Maxing Out: Stocks as Lotteries and the Cross-Section of Expected Returns
Motivated by existing evidence of a preference among investors for assets with lottery-like payoffs and that many investors are poorly diversified, we investigate the significance of extreme positive returns in the cross-sectional pricing of stocks. Portfolio-level analyses and firm-level cross-sectional regressions indicate a negative and significant relation between the maximum daily return over the past one month (MAX) and expected stock returns. Average raw and risk-adjusted return differences between stocks in the lowest and highest MAX deciles exceed 1% per month. These results are robust to controls for size, book-to-market, momentum, short-term reversals, liquidity, and skewness. Of particular interest, including MAX reverses the puzzling negative relation between returns and idiosyncratic volatility recently documented in Ang et al. (2006, 2008).
We would like to thank Yakov Amihud, Xavier Gabaix, Daniel Smith, Jeff Wurgler, and seminar participants at HEC Paris, INSEAD, New York University and Simon Fraser University for helpful comments.

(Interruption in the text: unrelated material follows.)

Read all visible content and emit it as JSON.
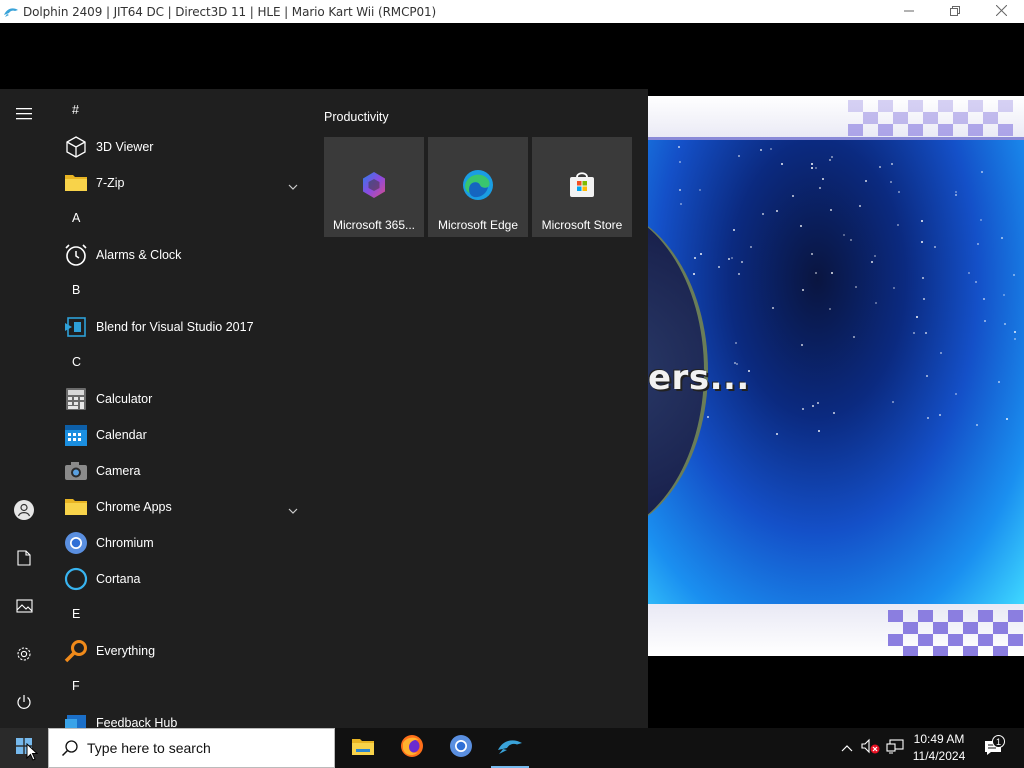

The views expressed herein are those of the author(s) and do not necessarily reflect the views of the National Bureau of Economic Research.
Journal of Financial Economics Volume 99, Issue 2, February 2011, Pages 427–446 Cover image Maxing out: Stocks as lotteries and the cross-section of expected returns ☆ Turan G. Balia, 1, E-mail the corresponding author, Nusret Cakicib, 2, E-mail the corresponding author, Robert F. Whitelawc, d,